The most common system of classifying burns categorizes them as first-, second-, or third-degree. Sometimes this is extended to include a fourth or even up to a sixth degree, but most burns are first- to third-degree, with the higher-degree burns typically being used to classify burns post-mortem. The following are brief descriptions of these classes:[1]

  • First-degree burns are usually limited to redness (erythema), a white plaque and minor pain at the site of injury. These burns only involve the epidermis.
  • Second-degree burns manifest as erythema with superficial blistering of the skin, and can involve more or less pain depending on the level of nerve involvement. Second-degree burns involve the superficial (papillary) dermis and may also involve the deep (reticular) dermis layer.
  • Third-degree burns occur when most of the epidermis is lost with damage to underlying ligaments, tendons and muscle.

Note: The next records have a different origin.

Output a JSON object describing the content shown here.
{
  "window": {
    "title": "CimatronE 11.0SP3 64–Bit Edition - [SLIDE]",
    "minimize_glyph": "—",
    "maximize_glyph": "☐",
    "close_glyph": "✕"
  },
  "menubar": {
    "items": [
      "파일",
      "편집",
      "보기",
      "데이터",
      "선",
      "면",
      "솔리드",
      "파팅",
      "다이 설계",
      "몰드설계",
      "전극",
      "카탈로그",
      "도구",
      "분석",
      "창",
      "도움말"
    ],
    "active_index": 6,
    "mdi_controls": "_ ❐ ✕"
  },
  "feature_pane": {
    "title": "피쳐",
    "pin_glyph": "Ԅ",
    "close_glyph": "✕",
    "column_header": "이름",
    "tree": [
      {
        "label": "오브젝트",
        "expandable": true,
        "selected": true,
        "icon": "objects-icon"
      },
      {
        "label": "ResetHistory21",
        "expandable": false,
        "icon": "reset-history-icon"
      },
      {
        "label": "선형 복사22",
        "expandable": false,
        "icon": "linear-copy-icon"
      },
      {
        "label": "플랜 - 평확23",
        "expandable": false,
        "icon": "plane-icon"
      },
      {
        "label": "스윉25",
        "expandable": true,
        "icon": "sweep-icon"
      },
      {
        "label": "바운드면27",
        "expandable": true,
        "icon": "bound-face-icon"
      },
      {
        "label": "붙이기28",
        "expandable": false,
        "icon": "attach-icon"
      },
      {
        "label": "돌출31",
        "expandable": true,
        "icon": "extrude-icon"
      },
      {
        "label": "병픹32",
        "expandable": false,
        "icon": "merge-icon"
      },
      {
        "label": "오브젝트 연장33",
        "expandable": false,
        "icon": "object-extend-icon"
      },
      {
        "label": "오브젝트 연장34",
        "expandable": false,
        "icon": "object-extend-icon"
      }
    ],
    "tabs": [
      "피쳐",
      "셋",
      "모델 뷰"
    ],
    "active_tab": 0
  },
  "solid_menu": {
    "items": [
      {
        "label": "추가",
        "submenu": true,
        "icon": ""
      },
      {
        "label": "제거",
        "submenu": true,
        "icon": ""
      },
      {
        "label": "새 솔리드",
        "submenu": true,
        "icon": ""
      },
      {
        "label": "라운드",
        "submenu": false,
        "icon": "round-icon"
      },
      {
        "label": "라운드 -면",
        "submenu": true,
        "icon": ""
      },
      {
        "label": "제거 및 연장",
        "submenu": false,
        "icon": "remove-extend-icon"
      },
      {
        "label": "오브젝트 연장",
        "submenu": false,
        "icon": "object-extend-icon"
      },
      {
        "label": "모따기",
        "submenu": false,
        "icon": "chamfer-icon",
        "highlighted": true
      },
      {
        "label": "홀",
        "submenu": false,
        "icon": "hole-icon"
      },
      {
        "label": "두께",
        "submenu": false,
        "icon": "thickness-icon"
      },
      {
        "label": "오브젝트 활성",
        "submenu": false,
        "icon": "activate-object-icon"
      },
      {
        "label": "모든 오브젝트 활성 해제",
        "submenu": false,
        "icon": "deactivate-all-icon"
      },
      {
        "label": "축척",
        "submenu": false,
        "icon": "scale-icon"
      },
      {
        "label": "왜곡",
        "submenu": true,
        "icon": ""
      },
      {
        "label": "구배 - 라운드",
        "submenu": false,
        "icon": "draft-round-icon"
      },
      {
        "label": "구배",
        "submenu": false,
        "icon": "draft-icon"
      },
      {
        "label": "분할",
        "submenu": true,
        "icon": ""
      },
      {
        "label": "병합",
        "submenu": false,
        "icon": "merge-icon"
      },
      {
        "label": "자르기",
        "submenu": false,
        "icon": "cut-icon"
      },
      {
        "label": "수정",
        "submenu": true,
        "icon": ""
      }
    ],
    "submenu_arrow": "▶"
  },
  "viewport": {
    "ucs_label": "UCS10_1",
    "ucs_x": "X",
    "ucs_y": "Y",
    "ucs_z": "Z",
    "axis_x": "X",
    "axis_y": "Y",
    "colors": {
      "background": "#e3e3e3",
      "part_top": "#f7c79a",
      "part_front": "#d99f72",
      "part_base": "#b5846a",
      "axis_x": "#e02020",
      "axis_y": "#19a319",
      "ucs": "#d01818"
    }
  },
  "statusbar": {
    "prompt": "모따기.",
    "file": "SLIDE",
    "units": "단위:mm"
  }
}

Burn victims will exhibit charring of the skin, and sometimes hard eschars will be present. An eschar is a scab that has separated from the unaffected part of the body. These types of burns are often considered painless, because nerve endings have been destroyed in the burned area. Hair follicles and sweat glands may also be lost due to complete destruction of the dermis. Third degree burns result in scarring and may be fatal if the affected area is significantly large. If extensive enough, it can increase the risk of infection, including bacterial, and can result in death.
  • Fourth-degree burns damage bone tissue and may result in a condition called compartment syndrome, which threatens both the life of the limb and the patient.
  • Fifth-degree burns are burns in which most of the hypodermis is lost, charring and exposing the muscle underneath. Sometimes, fifth-degree burns can be fatal.
  • Sixth-degree burns, the most severe form, are burn types in which almost all the muscle tissue in the area is destroyed, leaving almost nothing but charred bone. Often, sixth-degree burns are fatal.

Other Classifications

A newer classification of "Superficial Thickness", "Partial Thickness" (which is divided into superficial and deep categories) and "Full Thickness" relates more precisely to the epidermis, dermis and subcutaneous layers of skin and is used to guide treatment and predict outcome.

Table 1. A Description of the Traditional and Current Classifications of Burns

Nomenclature Traditional nomenclature Depth Clinical findings
Superficial thickness First-degree Epidermis involvement Erythema, minor pain, lack of blisters
Partial thickness — superficial Second-degree Superficial (papillary) dermis Blisters, clear fluid, and pain
Partial thickness — deep Second-degree Deep (reticular) dermis Whiter appearance, with decreased pain. Difficult to distinguish from full thickness
Full thickness Third- or fourth-degree Dermis and underlying tissue and possibly fascia, bone, or muscle Hard, leather-like eschar, purple fluid, no sensation (insensate)

Table 2. Scald Time (Hot Water)

Temperature Max duration until injury
155F (68.3C) 1 second
145F (62.9C) 3 seconds
135F (57.2C) 10 seconds
130F (54.4C) 30 seconds
125F (51.6C) 2 minutes
120F (48.8C) 5 minutes

Burns can also be assessed in terms of total body surface area (TBSA), which is the percentage affected by partial thickness or full thickness burns (superficial thickness burns are not counted). The rule of nines is used as a quick and useful way to estimate the affected TBSA.

Table 3. Rule of Nines for Assessment of Total Body Surface Area Affected by a Burn - Adult
Anatomic Structure Surface Area
Head 9%
Anterior Torso 18%
Posterior Torso 18%
Each Leg 18%
Each Arm 9%
Perineum 1%
Table 4. Rule of Nines for Assessment of Total Body Surface Area Affected by a Burn - Infant
Anatomic Structure Surface Area
Head 18%
Anterior Torso 18%
Posterior Torso 18%
Each Leg 14%
Each Arm 9%
Perineum 1%


  1. Burn Degrees Lifespan.com Accessed February 24, 2008